The split of lubricant consumption by region tracks the division of global installed capacity. China is the largest market for lubricants used in wind energy, accounting for 34% of total demand, followed closely by the United States with 21%. Germany and India account for an approximate share of 6% each.
However, Germany’s demand is slightly more than that of India according to the recent Lubricants for Wind Turbines: Global Market Analysis and Opportunities report by global market research and management consulting firm Kline.
The overall demand for lubricants used in the wind-energy industry will increase from 37.6 kilo-tonnes in 2015 to 53.7 kilo-tonnes by 2020, reflecting a compound annual growth rate (CAGR) of 7.4%.
Lubricant demand growth will be influenced primarily by three factors: growth in wind energy capacity, the penetration of direct drive machines, and drain interval extensions. The main lubricants used in a turbine include gear oils, greases, and hydraulic fluids.
“Wind energy is rapidly gaining significance as a source of electricity due to its environmental friendly nature,” says Sushmita Dutta, a Project Lead in Kline’s Energy Practice. “Electricity produced from wind energy does not use any non-renewable resource and does not produce carbon emissions. Furthermore, governments around the world have supported the wind energy industry through tax holidays, mandatory usage requirements, pricing support, and subsidies.”
He says that driven by this support, wind capacity has grown rapidly, increasing at a CAGR of 24% since 2000.
“Furthermore, the need to reduce gearbox failures and increase reliability under extreme operating conditions while extending drain intervals has contributed towards increased usage of synthetic lubricants,” adds Dutta. “The wind energy industry is unique compared to other end-use industries in that it has a very high share, exceeding 80%, of synthetics in overall demand in all regional markets including Asia.”
As the wind industry is risk averse, the fear of gearbox failure and the need to maintain long drain intervals to control costs make synthetic products attractive choices.

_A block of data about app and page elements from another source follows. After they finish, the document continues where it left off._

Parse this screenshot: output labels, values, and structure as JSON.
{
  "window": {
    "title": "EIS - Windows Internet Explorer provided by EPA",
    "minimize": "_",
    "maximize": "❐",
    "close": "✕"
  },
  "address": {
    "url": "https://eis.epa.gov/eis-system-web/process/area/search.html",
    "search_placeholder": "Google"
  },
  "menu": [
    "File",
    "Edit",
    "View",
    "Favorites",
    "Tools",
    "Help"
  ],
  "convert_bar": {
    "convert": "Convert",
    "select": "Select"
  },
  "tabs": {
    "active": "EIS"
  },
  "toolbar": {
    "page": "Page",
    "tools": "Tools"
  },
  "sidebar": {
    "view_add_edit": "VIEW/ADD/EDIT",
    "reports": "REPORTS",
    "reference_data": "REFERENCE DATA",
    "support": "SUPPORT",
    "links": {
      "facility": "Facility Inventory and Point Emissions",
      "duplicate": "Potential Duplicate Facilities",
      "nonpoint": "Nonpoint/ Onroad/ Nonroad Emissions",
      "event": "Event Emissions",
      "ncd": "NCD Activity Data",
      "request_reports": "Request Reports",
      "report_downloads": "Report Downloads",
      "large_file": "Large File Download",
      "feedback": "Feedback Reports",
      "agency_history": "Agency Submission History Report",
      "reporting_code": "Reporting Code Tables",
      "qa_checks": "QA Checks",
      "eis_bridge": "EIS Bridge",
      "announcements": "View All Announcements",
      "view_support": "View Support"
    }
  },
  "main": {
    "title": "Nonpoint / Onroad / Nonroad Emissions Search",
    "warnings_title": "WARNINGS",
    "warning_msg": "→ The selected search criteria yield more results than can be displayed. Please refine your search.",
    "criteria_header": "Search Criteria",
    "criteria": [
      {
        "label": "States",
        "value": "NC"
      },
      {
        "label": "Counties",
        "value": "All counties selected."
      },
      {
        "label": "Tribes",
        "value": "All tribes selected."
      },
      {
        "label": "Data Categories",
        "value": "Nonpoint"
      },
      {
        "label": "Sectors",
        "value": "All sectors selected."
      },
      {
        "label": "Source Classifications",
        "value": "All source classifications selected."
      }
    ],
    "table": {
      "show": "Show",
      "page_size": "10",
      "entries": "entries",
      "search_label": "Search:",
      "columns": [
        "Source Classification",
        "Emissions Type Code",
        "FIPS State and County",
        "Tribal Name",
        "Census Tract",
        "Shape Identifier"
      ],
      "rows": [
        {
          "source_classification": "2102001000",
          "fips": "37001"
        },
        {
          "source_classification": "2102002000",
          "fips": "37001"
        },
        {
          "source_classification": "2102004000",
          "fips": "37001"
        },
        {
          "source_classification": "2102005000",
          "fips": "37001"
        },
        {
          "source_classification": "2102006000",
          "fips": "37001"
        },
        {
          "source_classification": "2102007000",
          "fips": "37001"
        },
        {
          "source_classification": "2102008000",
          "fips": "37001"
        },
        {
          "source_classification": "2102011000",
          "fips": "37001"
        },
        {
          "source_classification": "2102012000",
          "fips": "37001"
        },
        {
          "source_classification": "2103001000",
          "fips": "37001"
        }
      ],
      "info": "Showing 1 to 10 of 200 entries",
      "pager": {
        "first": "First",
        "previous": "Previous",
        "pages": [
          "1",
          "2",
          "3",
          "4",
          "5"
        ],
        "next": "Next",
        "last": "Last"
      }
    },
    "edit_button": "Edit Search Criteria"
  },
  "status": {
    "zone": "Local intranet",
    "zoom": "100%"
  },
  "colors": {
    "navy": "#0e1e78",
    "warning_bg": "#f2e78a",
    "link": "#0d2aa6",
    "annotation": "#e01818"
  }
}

“The use of biodegradable fluids is practically nonexistent,” continues Dutta. “The service conditions in a wind turbine are too severe and biodegradable oils tend to breakdown to release acids which attack the bearings and other copper parts. In the future, biodegradable oils may carve out a niche in the offshore market if their service life could be increased.”
Global lubricant demand in the wind energy industry has positively correlated to the growth in the total installed wind energy capacity. Lubricant demand growth has slightly trailed the increase for wind energy installed capacity. There are several reasons for this, including the penetration of direct drive turbines, which dampens demand for lubricants as does the extension of drain intervals.
Drain intervals will slowly increase from three years in 2015, to five to six years by 2020 for on-shore installations, and five years in 2015 to six to seven years in 2020 for off-shore installations. As turbine capacity has increased, especially beyond 3 MW, the amount of lubricant consumed per megawatt is also reduced.
Existing lubricant marketers will face the threat of new lubricant suppliers emerging, especially in the service fill market. This threat is particularly notable in China where there is a trend towards “buy Chinese.” Besides continuing to partner with OEMs and emerging customer groups, lubricant marketers need to strengthen market entry barriers by stressing their track record and knowledge of products and technology.
To learn about the Lubricants for Wind Turbines: Global Market Analysis and Opportunities report, click here to register for the complimentary webinar, which will take place on Wednesday, November 2, 2016 at 9:00 AM EDT.